§ MATERIAL TO PROCESS
━━━━━━━━━━

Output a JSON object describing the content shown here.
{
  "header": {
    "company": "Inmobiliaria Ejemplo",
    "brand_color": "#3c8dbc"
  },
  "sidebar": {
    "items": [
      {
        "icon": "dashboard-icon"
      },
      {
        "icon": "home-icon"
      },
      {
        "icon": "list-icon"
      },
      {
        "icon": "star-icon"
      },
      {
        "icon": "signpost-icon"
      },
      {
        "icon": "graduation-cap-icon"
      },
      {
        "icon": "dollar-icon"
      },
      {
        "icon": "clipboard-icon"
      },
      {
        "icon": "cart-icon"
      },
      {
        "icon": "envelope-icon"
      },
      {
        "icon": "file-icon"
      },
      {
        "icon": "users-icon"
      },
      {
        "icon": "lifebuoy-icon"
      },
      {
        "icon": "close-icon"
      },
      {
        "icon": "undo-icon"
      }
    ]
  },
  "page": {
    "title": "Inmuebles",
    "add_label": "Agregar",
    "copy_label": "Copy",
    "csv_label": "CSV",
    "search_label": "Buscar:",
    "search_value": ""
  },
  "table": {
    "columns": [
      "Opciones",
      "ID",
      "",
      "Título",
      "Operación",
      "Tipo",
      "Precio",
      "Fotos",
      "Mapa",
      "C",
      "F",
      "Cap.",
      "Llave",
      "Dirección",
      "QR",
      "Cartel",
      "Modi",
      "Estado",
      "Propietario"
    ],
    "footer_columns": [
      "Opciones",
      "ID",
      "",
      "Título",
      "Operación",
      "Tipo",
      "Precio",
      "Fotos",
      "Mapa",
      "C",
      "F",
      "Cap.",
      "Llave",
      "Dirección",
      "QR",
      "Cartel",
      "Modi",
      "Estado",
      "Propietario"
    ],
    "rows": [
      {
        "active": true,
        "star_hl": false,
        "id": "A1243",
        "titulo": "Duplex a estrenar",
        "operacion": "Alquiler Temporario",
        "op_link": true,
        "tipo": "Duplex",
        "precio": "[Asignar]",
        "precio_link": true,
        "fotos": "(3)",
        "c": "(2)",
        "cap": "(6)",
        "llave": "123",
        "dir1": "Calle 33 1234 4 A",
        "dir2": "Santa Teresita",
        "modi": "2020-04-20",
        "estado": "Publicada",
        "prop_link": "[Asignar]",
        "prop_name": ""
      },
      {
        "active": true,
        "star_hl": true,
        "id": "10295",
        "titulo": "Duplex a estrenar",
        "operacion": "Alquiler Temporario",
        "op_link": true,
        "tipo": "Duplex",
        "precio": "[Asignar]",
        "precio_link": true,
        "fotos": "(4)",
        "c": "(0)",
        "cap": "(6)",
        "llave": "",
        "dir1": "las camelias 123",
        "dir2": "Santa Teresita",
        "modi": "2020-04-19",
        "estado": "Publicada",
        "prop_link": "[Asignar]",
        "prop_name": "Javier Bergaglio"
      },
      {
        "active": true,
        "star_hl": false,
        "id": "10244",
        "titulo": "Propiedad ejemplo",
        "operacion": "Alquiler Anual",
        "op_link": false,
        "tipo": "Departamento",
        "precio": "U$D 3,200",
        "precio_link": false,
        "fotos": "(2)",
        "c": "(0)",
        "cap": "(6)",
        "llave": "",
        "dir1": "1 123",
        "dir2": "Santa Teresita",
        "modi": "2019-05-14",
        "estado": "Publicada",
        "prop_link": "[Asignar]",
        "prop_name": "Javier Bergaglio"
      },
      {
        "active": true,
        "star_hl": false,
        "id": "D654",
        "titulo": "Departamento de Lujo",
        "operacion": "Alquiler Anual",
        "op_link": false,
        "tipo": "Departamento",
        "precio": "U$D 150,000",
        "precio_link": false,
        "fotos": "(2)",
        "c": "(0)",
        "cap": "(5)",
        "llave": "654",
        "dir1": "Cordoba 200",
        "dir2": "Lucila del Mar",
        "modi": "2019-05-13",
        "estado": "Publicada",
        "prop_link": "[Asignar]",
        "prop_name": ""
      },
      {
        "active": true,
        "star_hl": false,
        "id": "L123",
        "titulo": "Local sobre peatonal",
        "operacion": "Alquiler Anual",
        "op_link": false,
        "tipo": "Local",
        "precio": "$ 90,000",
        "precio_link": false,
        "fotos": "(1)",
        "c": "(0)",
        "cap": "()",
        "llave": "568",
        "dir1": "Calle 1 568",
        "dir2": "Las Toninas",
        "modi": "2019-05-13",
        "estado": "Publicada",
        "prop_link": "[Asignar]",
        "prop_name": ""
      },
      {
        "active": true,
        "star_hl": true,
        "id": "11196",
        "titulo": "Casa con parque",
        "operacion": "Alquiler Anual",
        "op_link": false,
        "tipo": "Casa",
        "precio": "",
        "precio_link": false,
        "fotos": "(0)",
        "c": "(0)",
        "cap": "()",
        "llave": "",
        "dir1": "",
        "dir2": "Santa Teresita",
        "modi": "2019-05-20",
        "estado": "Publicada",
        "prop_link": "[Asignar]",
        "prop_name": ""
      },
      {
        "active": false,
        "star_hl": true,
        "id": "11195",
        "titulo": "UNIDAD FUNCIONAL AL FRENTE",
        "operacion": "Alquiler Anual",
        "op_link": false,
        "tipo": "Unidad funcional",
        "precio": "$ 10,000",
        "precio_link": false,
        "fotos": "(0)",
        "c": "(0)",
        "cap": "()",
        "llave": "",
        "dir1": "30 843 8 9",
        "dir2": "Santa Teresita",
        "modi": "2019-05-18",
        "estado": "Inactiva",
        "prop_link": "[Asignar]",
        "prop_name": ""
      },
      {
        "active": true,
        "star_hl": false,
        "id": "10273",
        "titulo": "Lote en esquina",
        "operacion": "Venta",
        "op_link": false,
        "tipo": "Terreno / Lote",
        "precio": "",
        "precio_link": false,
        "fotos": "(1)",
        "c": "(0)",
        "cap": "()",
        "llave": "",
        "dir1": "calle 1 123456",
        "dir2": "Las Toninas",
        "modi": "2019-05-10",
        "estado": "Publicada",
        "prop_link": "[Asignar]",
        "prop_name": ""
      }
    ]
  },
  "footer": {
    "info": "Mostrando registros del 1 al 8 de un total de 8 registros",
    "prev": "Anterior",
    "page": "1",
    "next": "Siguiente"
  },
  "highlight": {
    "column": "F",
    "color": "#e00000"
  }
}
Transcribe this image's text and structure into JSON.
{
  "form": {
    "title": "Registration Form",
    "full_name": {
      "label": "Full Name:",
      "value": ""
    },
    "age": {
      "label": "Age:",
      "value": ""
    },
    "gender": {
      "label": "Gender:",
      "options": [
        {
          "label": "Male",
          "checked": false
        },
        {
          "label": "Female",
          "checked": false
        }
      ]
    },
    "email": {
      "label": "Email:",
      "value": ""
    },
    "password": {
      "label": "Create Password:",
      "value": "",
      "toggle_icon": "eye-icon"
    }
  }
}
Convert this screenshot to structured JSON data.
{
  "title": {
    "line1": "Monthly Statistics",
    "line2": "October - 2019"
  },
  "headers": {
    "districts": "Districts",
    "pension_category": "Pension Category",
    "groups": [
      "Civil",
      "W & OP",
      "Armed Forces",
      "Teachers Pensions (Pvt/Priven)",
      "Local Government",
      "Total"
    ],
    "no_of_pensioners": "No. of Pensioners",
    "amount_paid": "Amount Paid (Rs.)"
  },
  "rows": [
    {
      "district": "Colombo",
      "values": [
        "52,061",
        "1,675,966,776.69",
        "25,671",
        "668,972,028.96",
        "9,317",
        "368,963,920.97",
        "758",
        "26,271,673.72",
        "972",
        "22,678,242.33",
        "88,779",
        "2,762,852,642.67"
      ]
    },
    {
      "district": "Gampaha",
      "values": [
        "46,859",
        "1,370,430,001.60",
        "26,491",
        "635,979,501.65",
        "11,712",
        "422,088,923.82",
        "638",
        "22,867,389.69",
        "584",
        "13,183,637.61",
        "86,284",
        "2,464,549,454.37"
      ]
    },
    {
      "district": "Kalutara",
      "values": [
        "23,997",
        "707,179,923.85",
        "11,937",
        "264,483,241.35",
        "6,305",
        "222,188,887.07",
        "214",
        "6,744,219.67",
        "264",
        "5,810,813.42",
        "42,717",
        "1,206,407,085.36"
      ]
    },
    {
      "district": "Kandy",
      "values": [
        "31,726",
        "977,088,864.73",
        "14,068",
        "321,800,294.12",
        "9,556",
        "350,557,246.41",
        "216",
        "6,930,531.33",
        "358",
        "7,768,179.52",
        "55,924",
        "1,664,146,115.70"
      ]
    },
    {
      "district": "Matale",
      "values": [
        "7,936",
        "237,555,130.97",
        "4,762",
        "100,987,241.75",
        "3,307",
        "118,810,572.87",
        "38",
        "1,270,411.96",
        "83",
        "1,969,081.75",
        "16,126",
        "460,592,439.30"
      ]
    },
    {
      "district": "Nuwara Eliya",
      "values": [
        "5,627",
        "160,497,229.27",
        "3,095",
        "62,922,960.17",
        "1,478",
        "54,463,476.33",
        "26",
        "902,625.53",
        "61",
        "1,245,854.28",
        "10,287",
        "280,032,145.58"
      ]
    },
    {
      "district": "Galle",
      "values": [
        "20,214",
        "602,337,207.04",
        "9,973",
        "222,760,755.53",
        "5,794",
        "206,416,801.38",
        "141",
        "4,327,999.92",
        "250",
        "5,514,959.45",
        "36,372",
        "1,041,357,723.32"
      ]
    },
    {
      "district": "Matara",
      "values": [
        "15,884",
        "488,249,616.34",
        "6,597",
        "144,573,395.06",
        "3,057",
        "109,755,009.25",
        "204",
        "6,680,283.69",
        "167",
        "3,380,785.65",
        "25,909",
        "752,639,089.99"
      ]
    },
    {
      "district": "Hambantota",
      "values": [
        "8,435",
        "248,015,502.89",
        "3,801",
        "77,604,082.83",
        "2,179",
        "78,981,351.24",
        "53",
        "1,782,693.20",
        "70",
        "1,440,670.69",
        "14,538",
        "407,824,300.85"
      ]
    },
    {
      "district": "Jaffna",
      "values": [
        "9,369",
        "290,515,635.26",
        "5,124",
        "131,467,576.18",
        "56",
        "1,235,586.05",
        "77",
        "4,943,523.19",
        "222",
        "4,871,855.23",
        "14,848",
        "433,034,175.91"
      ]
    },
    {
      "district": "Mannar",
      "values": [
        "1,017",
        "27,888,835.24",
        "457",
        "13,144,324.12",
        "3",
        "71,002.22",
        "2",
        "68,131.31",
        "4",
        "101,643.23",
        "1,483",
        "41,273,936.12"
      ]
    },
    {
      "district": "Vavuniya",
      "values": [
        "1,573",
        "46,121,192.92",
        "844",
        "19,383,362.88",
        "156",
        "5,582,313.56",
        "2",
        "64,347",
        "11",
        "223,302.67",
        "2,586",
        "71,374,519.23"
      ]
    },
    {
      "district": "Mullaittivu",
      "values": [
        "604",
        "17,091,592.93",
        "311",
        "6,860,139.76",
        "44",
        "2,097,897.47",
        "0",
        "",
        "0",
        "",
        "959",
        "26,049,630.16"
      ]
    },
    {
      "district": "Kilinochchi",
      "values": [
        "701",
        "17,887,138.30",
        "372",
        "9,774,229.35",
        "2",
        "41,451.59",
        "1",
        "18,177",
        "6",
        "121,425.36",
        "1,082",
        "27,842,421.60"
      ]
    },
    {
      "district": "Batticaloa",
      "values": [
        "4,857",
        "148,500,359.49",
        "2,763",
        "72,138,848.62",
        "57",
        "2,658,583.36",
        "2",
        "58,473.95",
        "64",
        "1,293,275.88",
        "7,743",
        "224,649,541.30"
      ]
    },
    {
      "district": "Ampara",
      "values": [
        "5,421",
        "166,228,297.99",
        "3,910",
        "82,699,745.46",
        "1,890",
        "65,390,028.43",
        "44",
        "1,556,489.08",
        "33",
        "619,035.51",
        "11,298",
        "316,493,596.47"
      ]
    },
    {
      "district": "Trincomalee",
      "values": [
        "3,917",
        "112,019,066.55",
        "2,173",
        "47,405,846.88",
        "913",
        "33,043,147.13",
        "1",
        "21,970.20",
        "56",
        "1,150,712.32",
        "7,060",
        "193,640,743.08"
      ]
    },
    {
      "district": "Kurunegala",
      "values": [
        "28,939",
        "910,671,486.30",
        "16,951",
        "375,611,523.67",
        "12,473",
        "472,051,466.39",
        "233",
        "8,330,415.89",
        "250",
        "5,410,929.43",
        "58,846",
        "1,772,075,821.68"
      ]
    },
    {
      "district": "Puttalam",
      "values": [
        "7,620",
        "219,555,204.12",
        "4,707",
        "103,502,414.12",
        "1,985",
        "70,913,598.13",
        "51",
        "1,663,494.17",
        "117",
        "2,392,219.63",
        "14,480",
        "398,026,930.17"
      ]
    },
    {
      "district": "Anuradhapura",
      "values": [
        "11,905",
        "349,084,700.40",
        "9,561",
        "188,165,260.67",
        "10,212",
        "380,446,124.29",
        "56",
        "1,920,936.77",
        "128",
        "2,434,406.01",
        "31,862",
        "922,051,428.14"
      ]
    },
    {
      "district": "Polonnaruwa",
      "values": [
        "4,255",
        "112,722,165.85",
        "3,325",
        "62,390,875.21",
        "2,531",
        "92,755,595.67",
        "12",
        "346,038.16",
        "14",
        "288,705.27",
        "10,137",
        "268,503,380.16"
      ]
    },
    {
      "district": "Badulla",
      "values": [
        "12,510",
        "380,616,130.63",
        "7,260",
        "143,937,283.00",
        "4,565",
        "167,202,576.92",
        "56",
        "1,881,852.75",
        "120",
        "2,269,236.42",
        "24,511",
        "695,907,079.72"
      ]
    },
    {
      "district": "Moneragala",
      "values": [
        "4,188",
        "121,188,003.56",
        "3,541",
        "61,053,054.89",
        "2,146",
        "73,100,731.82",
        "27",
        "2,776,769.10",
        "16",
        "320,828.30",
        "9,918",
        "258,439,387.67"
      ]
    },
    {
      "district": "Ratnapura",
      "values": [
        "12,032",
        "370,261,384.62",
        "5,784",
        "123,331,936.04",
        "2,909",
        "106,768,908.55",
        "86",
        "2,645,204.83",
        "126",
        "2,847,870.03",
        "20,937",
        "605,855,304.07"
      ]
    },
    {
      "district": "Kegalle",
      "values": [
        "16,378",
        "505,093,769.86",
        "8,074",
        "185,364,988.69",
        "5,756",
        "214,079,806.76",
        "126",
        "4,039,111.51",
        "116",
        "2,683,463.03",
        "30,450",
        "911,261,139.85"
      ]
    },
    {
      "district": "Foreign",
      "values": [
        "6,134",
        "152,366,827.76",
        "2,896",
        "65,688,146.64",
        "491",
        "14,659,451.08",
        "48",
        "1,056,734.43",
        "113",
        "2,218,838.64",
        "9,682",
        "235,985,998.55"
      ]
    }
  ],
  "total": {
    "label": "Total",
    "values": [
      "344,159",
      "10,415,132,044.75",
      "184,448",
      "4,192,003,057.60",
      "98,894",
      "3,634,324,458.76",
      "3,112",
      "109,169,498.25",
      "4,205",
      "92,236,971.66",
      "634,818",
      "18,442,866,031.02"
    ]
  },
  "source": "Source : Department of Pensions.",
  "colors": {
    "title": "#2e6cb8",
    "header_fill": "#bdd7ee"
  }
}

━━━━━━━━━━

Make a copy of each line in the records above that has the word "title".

§ SOLUTION TO THE PROBLEM
    "title": "Inmuebles",
    "title": "Registration Form",
  "title": {
    "title": "#2e6cb8",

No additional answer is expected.